State-Assisted Biopharma Company Immunomedics Focused on Developing Drugs to Fight Aggressive Cancers
Morris Plains-based Immunomedics is developing drugs designed to combat certain types of cancers with the potential to prolong patients’ lives
TRENTON (January 28, 2016) – Exemplifying the way New Jersey’s innovative ecosystem is impacting the scientific world, Morris Plains-based Immunomedics is developing drugs designed to combat certain types of cancers with the potential to prolong patients’ lives. The biopharmaceutical company has tapped into the State’s popular Technology Business Tax Certificate Transfer Program (NOL) Program over the years to further its goal.
Immunomedics is creating drugs that target aggressive types of cancerous solid tumors, such as triple-negative breast cancer, lung cancer, pancreatic cancer and colorectal cancer. These therapies are designed for patients who have not responded favorably to previous lines of treatment. Immunomedics’ portfolio of investigational products includes antibody-drug conjugates (ADCs), which are designed to deliver a chemotherapeutic selectively to the tumor while reducing overall toxic effects usually found with conventional administration of this type of therapy.
The U.S. Food and Drug Administration (FDA) awarded Fast Track status last year to Immunomedics’ lead ADC, sacituzumab govitecan (IMMU-132), for the treatment of patients with metastatic non-small cell lung cancer. The FDA previously granted Fast Track status to IMMU-132 for the therapy of patients with triple-negative breast or small-cell lung cancers. IMMU-132 has also been designated an orphan drug by the FDA for the treatment of patients with small-cell lung or pancreatic cancers.
“In a Phase 2 clinical trial, IMMU-132 has produced encouraging results in patients with advanced solid cancers that include triple-negative breast, small-cell and non-small-cell lung cancers, esophageal, urinary bladder, and other epithelial cancers,” said Peter P. Pfreundschuh, Immunomedics Chief Financial Officer and Vice President of Finance.
Immunomedics has benefited repeatedly from the NOL Program.

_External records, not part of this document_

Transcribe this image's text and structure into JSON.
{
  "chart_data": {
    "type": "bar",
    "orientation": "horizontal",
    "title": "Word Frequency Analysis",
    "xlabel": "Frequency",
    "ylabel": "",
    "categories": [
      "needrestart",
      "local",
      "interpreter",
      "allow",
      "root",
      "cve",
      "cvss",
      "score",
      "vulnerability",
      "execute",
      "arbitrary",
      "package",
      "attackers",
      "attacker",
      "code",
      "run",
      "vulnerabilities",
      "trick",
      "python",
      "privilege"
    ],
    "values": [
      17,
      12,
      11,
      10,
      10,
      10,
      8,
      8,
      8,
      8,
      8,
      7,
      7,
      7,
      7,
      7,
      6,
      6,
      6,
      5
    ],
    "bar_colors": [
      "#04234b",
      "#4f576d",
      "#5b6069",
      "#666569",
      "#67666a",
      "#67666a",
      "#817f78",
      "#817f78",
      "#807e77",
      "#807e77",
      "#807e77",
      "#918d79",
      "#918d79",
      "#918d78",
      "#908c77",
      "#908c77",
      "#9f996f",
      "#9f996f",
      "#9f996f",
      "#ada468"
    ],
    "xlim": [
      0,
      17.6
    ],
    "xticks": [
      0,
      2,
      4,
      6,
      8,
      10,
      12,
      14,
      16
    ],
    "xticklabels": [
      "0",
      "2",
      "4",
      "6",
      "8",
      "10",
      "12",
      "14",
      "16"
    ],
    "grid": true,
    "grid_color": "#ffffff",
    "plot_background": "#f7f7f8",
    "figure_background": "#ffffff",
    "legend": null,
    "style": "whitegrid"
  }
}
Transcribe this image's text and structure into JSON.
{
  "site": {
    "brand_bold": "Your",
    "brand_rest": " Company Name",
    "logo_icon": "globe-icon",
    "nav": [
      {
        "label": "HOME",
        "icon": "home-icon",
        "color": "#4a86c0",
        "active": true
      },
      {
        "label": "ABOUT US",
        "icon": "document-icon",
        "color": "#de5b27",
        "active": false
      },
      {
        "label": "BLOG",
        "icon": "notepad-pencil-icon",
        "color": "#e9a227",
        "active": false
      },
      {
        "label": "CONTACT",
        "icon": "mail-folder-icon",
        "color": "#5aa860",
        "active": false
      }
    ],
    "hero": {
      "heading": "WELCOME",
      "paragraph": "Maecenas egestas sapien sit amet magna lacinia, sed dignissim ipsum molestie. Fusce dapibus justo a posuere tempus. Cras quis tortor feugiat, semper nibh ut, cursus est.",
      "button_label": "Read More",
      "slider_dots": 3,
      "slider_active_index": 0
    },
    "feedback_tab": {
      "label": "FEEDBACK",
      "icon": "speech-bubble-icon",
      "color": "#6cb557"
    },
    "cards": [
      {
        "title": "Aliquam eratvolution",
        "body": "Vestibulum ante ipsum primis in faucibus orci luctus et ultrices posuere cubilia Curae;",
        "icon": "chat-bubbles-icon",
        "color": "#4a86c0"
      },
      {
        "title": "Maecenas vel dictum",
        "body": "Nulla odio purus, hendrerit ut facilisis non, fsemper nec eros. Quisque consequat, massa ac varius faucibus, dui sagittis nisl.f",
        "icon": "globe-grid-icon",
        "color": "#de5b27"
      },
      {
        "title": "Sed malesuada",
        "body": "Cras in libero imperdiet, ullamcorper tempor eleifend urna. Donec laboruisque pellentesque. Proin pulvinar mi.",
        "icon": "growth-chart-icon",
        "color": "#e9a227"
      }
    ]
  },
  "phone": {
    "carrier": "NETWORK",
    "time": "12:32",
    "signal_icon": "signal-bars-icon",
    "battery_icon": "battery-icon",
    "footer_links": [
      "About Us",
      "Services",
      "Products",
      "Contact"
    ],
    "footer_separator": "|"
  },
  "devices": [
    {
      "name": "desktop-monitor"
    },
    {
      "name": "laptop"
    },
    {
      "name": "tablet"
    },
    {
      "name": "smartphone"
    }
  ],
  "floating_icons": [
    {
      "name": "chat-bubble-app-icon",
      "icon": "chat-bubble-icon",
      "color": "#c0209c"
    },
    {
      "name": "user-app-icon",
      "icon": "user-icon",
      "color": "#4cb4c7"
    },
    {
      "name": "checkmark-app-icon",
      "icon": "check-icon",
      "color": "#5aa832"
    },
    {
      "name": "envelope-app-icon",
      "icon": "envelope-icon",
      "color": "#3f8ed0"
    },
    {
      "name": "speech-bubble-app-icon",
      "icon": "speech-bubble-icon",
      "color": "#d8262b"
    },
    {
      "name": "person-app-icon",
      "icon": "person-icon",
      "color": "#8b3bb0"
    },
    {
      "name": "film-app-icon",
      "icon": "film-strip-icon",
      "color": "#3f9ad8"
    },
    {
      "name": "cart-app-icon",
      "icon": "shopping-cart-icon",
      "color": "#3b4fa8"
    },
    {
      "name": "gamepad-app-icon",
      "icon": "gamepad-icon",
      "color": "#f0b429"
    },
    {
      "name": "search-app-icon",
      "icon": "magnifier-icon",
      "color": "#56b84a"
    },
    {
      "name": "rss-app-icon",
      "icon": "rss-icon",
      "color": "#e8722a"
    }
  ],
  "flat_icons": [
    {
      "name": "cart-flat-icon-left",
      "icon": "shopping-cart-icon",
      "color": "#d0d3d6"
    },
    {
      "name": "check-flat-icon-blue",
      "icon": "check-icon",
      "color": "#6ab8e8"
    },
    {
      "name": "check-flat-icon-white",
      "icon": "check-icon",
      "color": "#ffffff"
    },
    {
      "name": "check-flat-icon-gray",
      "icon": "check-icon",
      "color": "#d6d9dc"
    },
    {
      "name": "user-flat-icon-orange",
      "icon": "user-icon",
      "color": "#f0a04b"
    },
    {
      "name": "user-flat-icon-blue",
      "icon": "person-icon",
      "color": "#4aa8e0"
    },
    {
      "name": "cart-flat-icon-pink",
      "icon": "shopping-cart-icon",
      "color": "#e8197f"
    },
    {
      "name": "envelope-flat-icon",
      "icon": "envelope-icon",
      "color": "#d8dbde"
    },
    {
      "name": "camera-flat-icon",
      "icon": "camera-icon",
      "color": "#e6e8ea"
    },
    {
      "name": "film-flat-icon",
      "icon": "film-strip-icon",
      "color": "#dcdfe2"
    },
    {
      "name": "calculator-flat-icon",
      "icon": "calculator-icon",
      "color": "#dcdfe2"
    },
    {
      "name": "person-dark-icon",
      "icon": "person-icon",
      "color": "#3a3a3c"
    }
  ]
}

Administered by the EDA and the New Jersey Department of Treasury's Division of Taxation, this competitive program enables eligible technology and biotechnology companies to sell New Jersey tax losses and/or research and development tax credits to raise cash to finance their growth and operations. Since the program’s inception in 1999, more than 500 technology and life sciences companies have received a total of more than $860 million.
Pfreundschuh was present at a recent HealthCare Institute of New Jersey (HINJ) roundtable discussion that touched upon resources available to the Garden State’s pharmaceutical industry. During the discussion, Pfreundschuh told New Jersey state leaders what a difference the NOL program has meant to his company.
“The $5.1 million cash proceeds from the NOL program have allowed us to continue with our aggressive agenda to advance a currently ongoing Phase 3 pivotal study in patients with advanced pancreatic cancer, and support the ongoing clinical trials with our ADC,” he said.
@NJEDATech asked Pfreundschuh about Immunomedics’ experience in New Jersey and its plans for the future:
What advantages does Immunomedics see in locating itself in New Jersey?
We have found numerous advantages to locating our headquarters in New Jersey. In terms of human resources, New Jersey has a highly educated workforce trained in science and technology, from which we can recruit. In addition, the State is home to a significant number of multinational pharmaceutical and biotechnology companies for potential scientific collaborations and commercial licensing. Finally, resources such as the NOL program provide small, unprofitable biotechnology companies like ours with an important source of non-dilutive financing to fund our working capital needs.
What is Immunomedics’ biggest success to date?
We have pioneered a new approach in cancer therapy using ADCs that are different from the current industry paradigm. We’re very encouraged by the Phase II results of IMMU-132 in a variety of solid tumors. Patients enrolled in this program have had many prior therapies, and have limited options to treat their cancer. Based on these promising results, IMMU-132 was recently recognized as one of the “Most Promising Clinical Candidates” at the recent World ADC Awards in San Diego.
What’s on the horizon for the company?
Our main focus currently is to consummate a licensing partnership with large pharma or biotech to advance IMMU-132 to a Phase 3 registration trial in patients with metastatic triple-negative breast cancer. Trial design, including a Special Protocol Assessment agreement, with the FDA has been completed. Clinical materials for the Phase 3 study and beyond are being prepared and tested by outside manufacturers.
Our second ADC, labetuzumab govitecan (IMMU-130), has completed a Phase 2 study in patients with metastatic colorectal cancer. Plans for a Phase 3 study in this indication are underway. In addition, the pivotal Phase 3 clinical trials of yttrium-90-(90Y)-labeled clivatuzumab tetraxetan in patients with relapsed, advanced pancreatic cancer is expected to complete patient enrollment in 2016, with results anticipated shortly thereafter.